The third largest Japanese automaker has reported its profit has jumped 20 percent thanks to increasing demand across the US auto market and a weaker yen that thoroughly offset the rising quality and recall expenses.
Honda announced late last week on Friday its quarterly net profit was way over analyst estimates, thanks to strong deliveries in the United States and the continued decline of its home currency that allowed it to absorb and offset the surging quality-related costs. Profit for the April to June period climbed to 186.04 billion yen ($1.50 billion), from 155.60 billion yen during the same period last year. Honda reported the first-quarter financial results for the current fiscal year under the international accounting standards for the first time. Just like all other Japanese carmakers, Honda has massively benefited from the weaker home currency that grew the value of repatriated earnings. But the analyst estimate beating third largest Japanese automaker is still fighting off the massive quality-related costs as recalls pile up because of the airbag issues of its primary safety supplier, Takata Corp. The Tokyo-based carmaker, the main client for Takata for years, has already implicated in safety campaigns around the world tens of millions of cars since 2008.
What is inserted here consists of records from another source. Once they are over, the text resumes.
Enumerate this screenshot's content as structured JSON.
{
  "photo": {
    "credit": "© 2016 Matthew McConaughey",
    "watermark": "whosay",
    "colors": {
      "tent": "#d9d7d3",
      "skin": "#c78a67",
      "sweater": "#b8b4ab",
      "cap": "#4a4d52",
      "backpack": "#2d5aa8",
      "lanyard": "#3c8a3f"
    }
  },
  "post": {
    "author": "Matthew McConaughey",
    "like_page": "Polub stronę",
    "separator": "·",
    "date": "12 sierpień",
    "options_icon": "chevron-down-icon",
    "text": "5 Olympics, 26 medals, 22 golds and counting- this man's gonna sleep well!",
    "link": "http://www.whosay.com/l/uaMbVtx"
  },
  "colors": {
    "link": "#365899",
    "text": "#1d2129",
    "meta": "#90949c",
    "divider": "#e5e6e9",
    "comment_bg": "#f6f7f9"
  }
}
Auto safety regulators globally have tied eighth fatalities, all in Honda-produced autos, to the Takata airbag inflator debacle, with the supplier’s defective part prone to exploding with too much force, which sends metal debris and other fragments flying at high velocity inside the cabin. Honda even had to restate its past fiscal exercise earnings to cover the additional cost from ongoing recalls.